App and web page records
▬▬▬▬▬▬

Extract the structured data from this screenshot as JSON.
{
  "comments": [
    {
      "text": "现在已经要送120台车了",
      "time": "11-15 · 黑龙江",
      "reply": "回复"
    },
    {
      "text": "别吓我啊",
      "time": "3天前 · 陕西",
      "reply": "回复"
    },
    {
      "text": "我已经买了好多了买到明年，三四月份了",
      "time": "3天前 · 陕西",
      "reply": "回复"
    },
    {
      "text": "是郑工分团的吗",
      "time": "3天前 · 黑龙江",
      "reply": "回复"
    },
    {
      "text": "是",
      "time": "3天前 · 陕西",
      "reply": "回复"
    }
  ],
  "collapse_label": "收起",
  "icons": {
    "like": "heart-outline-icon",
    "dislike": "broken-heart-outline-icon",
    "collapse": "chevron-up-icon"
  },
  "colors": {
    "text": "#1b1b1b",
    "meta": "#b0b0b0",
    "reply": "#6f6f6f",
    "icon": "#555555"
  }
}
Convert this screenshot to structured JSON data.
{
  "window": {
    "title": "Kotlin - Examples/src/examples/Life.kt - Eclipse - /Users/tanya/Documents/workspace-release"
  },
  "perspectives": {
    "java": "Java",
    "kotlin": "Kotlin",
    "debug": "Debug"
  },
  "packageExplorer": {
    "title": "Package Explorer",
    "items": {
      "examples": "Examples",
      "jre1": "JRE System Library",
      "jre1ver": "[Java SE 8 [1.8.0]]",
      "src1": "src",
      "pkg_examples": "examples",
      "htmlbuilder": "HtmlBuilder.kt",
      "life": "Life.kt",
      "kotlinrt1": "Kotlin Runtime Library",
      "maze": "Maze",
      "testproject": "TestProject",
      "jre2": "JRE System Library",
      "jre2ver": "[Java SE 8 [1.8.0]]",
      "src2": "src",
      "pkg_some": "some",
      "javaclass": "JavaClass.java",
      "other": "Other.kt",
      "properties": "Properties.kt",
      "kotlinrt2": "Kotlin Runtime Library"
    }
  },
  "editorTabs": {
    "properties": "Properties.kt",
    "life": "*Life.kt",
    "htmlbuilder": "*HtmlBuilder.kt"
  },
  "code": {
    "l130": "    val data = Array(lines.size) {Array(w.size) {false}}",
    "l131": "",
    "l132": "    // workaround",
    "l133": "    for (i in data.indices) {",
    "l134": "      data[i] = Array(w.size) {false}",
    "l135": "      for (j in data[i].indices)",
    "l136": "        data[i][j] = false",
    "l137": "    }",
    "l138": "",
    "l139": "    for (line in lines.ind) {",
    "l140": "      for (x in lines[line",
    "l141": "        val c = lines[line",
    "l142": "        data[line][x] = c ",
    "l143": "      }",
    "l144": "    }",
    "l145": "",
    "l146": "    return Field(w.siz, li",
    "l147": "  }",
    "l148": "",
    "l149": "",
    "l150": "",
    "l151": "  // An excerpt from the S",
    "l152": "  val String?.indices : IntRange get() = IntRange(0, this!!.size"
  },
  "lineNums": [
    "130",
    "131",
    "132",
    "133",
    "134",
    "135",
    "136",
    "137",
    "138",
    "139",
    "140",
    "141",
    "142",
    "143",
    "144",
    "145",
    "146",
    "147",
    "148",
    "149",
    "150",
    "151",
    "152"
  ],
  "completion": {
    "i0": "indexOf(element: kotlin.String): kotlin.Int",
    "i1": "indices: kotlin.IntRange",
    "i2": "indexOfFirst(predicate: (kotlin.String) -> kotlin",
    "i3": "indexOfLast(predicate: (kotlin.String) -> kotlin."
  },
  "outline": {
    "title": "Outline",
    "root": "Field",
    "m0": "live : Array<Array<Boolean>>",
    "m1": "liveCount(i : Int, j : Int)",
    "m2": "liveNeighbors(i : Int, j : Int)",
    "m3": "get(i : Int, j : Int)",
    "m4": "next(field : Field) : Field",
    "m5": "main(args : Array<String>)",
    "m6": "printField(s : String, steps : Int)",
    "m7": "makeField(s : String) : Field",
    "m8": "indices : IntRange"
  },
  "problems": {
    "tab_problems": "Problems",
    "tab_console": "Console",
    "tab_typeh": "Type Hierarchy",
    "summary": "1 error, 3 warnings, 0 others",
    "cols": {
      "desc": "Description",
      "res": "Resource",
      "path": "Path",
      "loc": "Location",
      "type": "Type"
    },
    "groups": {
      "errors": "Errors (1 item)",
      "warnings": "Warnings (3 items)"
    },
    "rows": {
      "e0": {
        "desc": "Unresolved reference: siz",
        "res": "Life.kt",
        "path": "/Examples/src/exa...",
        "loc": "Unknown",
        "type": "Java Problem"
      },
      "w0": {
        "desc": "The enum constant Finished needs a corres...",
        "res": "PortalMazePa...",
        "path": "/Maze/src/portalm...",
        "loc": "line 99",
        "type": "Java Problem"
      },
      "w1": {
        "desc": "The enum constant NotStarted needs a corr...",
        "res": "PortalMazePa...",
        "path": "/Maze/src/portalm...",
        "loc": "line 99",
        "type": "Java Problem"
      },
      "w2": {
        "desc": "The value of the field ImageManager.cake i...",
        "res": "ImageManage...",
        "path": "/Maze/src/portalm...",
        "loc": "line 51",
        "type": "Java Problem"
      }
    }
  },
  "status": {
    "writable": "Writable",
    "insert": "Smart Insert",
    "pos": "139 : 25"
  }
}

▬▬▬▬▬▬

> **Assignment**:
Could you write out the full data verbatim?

> **Your response**:
Extract the structured data from this screenshot as JSON.
{
  "comments": [
    {
      "text": "现在已经要送120台车了",
      "time": "11-15 · 黑龙江",
      "reply": "回复"
    },
    {
      "text": "别吓我啊",
      "time": "3天前 · 陕西",
      "reply": "回复"
    },
    {
      "text": "我已经买了好多了买到明年，三四月份了",
      "time": "3天前 · 陕西",
      "reply": "回复"
    },
    {
      "text": "是郑工分团的吗",
      "time": "3天前 · 黑龙江",
      "reply": "回复"
    },
    {
      "text": "是",
      "time": "3天前 · 陕西",
      "reply": "回复"
    }
  ],
  "collapse_label": "收起",
  "icons": {
    "like": "heart-outline-icon",
    "dislike": "broken-heart-outline-icon",
    "collapse": "chevron-up-icon"
  },
  "colors": {
    "text": "#1b1b1b",
    "meta": "#b0b0b0",
    "reply": "#6f6f6f",
    "icon": "#555555"
  }
}
Convert this screenshot to structured JSON data.
{
  "window": {
    "title": "Kotlin - Examples/src/examples/Life.kt - Eclipse - /Users/tanya/Documents/workspace-release"
  },
  "perspectives": {
    "java": "Java",
    "kotlin": "Kotlin",
    "debug": "Debug"
  },
  "packageExplorer": {
    "title": "Package Explorer",
    "items": {
      "examples": "Examples",
      "jre1": "JRE System Library",
      "jre1ver": "[Java SE 8 [1.8.0]]",
      "src1": "src",
      "pkg_examples": "examples",
      "htmlbuilder": "HtmlBuilder.kt",
      "life": "Life.kt",
      "kotlinrt1": "Kotlin Runtime Library",
      "maze": "Maze",
      "testproject": "TestProject",
      "jre2": "JRE System Library",
      "jre2ver": "[Java SE 8 [1.8.0]]",
      "src2": "src",
      "pkg_some": "some",
      "javaclass": "JavaClass.java",
      "other": "Other.kt",
      "properties": "Properties.kt",
      "kotlinrt2": "Kotlin Runtime Library"
    }
  },
  "editorTabs": {
    "properties": "Properties.kt",
    "life": "*Life.kt",
    "htmlbuilder": "*HtmlBuilder.kt"
  },
  "code": {
    "l130": "    val data = Array(lines.size) {Array(w.size) {false}}",
    "l131": "",
    "l132": "    // workaround",
    "l133": "    for (i in data.indices) {",
    "l134": "      data[i] = Array(w.size) {false}",
    "l135": "      for (j in data[i].indices)",
    "l136": "        data[i][j] = false",
    "l137": "    }",
    "l138": "",
    "l139": "    for (line in lines.ind) {",
    "l140": "      for (x in lines[line",
    "l141": "        val c = lines[line",
    "l142": "        data[line][x] = c ",
    "l143": "      }",
    "l144": "    }",
    "l145": "",
    "l146": "    return Field(w.siz, li",
    "l147": "  }",
    "l148": "",
    "l149": "",
    "l150": "",
    "l151": "  // An excerpt from the S",
    "l152": "  val String?.indices : IntRange get() = IntRange(0, this!!.size"
  },
  "lineNums": [
    "130",
    "131",
    "132",
    "133",
    "134",
    "135",
    "136",
    "137",
    "138",
    "139",
    "140",
    "141",
    "142",
    "143",
    "144",
    "145",
    "146",
    "147",
    "148",
    "149",
    "150",
    "151",
    "152"
  ],
  "completion": {
    "i0": "indexOf(element: kotlin.String): kotlin.Int",
    "i1": "indices: kotlin.IntRange",
    "i2": "indexOfFirst(predicate: (kotlin.String) -> kotlin",
    "i3": "indexOfLast(predicate: (kotlin.String) -> kotlin."
  },
  "outline": {
    "title": "Outline",
    "root": "Field",
    "m0": "live : Array<Array<Boolean>>",
    "m1": "liveCount(i : Int, j : Int)",
    "m2": "liveNeighbors(i : Int, j : Int)",
    "m3": "get(i : Int, j : Int)",
    "m4": "next(field : Field) : Field",
    "m5": "main(args : Array<String>)",
    "m6": "printField(s : String, steps : Int)",
    "m7": "makeField(s : String) : Field",
    "m8": "indices : IntRange"
  },
  "problems": {
    "tab_problems": "Problems",
    "tab_console": "Console",
    "tab_typeh": "Type Hierarchy",
    "summary": "1 error, 3 warnings, 0 others",
    "cols": {
      "desc": "Description",
      "res": "Resource",
      "path": "Path",
      "loc": "Location",
      "type": "Type"
    },
    "groups": {
      "errors": "Errors (1 item)",
      "warnings": "Warnings (3 items)"
    },
    "rows": {
      "e0": {
        "desc": "Unresolved reference: siz",
        "res": "Life.kt",
        "path": "/Examples/src/exa...",
        "loc": "Unknown",
        "type": "Java Problem"
      },
      "w0": {
        "desc": "The enum constant Finished needs a corres...",
        "res": "PortalMazePa...",
        "path": "/Maze/src/portalm...",
        "loc": "line 99",
        "type": "Java Problem"
      },
      "w1": {
        "desc": "The enum constant NotStarted needs a corr...",
        "res": "PortalMazePa...",
        "path": "/Maze/src/portalm...",
        "loc": "line 99",
        "type": "Java Problem"
      },
      "w2": {
        "desc": "The value of the field ImageManager.cake i...",
        "res": "ImageManage...",
        "path": "/Maze/src/portalm...",
        "loc": "line 51",
        "type": "Java Problem"
      }
    }
  },
  "status": {
    "writable": "Writable",
    "insert": "Smart Insert",
    "pos": "139 : 25"
  }
}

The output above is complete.